Steven A. Beebe Southwest Texas State University
Educators trace the roots of the of the communication discipline to ancient Greeceand before. The study of rhetoric -- included in the trivium and quadrivium -- has been a foundation of the educational curriculum of European universities for centuries. It is only during the past 100 years, however, that speech communication has become an entrenched discipline in higher education. In the early part of the 20th century, speech instruction as a distinct curricula was found almost exclusively in the United States,evolving from instruction in elocution and English ( Cohen, 1994; Wallace, 1954). Notwithstanding its U.S. origin and evolution, several surveys document the expansion of speech communication instruction throughout the world.

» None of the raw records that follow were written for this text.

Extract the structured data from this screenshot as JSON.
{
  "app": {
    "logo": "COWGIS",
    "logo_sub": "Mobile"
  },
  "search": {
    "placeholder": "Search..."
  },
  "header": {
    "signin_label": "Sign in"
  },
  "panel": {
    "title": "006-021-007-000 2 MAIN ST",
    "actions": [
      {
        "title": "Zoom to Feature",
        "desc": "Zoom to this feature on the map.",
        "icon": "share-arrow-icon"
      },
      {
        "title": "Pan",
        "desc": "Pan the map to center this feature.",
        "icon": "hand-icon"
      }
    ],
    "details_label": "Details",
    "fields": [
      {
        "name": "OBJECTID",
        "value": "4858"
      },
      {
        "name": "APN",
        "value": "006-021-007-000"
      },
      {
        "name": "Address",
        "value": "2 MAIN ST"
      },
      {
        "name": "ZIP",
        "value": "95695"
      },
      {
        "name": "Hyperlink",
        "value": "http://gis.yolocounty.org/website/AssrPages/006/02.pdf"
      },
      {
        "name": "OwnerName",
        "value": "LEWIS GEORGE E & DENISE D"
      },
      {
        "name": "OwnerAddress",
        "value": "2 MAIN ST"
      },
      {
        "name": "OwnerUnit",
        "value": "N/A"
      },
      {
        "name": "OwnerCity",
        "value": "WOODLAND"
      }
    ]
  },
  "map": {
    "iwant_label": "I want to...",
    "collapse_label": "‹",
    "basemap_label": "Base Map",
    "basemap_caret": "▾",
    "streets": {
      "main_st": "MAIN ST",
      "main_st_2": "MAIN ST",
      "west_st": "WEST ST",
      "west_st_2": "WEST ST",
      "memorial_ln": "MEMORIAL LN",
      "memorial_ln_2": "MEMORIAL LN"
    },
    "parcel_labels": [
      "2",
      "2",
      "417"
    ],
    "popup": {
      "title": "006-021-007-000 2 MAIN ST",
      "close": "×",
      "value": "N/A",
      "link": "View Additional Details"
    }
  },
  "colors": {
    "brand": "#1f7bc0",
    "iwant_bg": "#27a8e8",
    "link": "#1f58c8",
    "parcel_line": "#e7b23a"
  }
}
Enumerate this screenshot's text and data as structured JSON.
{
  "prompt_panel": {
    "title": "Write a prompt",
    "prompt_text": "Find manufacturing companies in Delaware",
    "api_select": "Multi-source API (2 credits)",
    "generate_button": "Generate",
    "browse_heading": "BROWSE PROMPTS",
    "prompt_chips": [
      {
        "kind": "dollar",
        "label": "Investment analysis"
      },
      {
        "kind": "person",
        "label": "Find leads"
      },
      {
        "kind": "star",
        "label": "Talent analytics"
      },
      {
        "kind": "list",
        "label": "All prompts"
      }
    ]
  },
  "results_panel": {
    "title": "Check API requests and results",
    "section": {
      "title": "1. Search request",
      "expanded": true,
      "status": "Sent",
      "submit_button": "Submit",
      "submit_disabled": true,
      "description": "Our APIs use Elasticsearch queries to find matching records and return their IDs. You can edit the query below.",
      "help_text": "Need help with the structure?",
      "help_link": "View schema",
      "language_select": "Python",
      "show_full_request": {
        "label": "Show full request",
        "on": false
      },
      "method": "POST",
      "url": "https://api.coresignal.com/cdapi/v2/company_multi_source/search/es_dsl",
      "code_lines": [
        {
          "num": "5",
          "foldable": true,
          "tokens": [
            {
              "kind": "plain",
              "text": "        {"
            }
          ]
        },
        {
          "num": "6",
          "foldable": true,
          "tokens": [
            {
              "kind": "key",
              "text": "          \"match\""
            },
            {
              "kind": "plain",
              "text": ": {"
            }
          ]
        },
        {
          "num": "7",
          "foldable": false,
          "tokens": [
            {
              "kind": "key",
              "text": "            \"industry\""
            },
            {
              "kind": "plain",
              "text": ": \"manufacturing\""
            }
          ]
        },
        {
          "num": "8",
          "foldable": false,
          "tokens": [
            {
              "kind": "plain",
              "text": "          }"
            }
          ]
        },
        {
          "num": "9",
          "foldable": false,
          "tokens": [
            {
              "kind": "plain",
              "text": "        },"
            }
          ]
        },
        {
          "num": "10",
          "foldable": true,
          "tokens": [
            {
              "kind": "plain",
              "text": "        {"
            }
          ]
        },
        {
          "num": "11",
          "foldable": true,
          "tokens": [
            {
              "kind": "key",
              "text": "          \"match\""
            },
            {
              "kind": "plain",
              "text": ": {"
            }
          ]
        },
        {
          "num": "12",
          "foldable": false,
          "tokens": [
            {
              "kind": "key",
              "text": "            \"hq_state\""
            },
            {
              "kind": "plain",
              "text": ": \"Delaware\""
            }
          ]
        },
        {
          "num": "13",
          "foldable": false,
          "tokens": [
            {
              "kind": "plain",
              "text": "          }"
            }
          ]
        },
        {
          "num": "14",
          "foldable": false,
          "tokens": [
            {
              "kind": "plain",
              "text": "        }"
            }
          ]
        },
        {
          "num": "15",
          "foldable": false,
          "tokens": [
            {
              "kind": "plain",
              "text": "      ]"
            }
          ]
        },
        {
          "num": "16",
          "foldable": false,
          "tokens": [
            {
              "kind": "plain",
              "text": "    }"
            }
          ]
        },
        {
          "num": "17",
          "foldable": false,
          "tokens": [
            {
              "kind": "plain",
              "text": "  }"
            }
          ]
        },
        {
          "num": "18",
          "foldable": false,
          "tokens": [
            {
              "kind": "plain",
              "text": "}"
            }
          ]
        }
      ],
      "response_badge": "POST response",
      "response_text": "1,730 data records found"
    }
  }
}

There is evi- dence that speech communication instruction is present in some form on every continent ( Beebe, Kharcheva, & Kharcheva, 1996; Berry, 1961; Dewine, 1995; Ekachai, 1994; Engleberg, 1988; Flordo, 1989; Greenberg & Lau, 1990; Hadwiger, Smith & Geissner, 1972; Hewitt & Inghilleri, 1993; Irwin, 1992; Irwin, Galvin, & Nightingale, 1986; Jellicorse, 1994; James, 1990; Oliver, 1956a, 1956b; Rolls, 1992; Scarfe, 1962; UNESCO, 1989; Weitzel, 1990; Wise, 1963; Yonghua, 1988).